WHAT YOU NEED TO DO |
Search the entries below for the string "demo" and copy the lines that hold it.

Element data from apps and pages
------
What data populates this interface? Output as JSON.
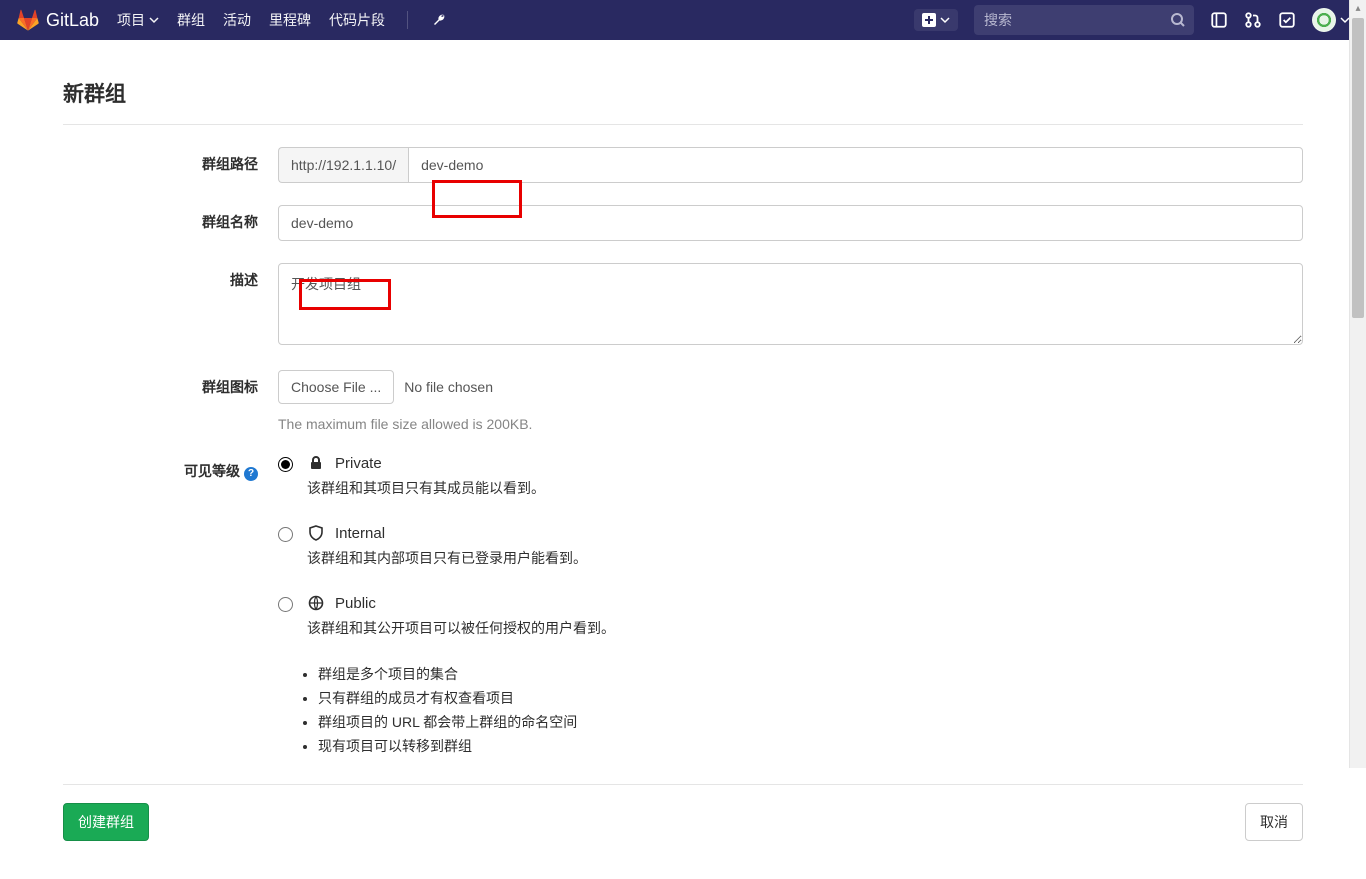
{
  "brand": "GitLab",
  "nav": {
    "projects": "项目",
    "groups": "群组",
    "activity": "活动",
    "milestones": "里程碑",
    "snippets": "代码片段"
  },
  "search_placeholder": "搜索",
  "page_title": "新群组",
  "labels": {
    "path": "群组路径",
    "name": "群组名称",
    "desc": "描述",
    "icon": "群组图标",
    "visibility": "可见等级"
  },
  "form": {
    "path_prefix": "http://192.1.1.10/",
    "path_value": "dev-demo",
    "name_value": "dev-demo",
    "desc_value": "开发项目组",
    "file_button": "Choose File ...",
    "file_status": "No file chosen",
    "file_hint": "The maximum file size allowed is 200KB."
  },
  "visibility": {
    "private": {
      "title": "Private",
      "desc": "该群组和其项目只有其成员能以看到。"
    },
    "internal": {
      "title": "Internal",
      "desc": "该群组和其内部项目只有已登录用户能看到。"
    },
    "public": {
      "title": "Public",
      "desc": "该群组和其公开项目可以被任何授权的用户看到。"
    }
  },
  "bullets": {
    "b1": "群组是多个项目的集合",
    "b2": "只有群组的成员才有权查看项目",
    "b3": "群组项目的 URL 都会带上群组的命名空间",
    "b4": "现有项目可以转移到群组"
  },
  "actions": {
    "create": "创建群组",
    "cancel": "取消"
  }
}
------
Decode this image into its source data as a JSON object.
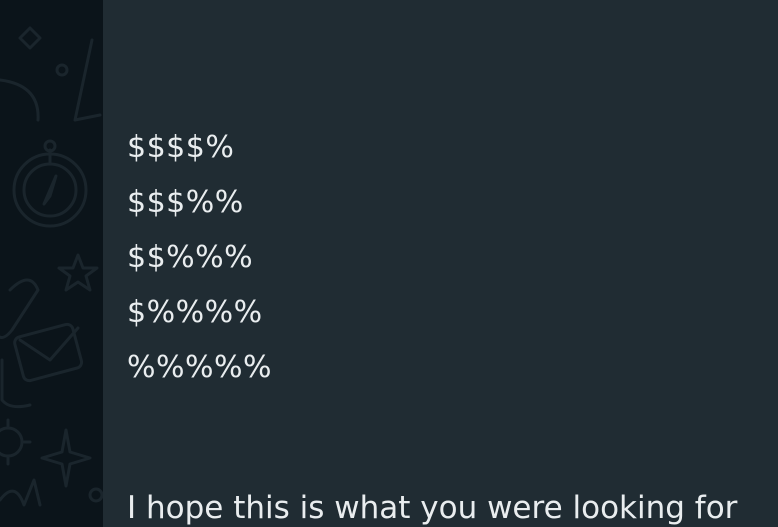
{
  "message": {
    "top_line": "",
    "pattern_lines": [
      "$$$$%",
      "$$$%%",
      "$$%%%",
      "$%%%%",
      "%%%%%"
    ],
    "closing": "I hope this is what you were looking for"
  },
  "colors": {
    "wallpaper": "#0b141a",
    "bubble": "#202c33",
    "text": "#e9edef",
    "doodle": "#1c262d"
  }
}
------
TASK RESULT |
    "path_value": "dev-demo",
    "name_value": "dev-demo",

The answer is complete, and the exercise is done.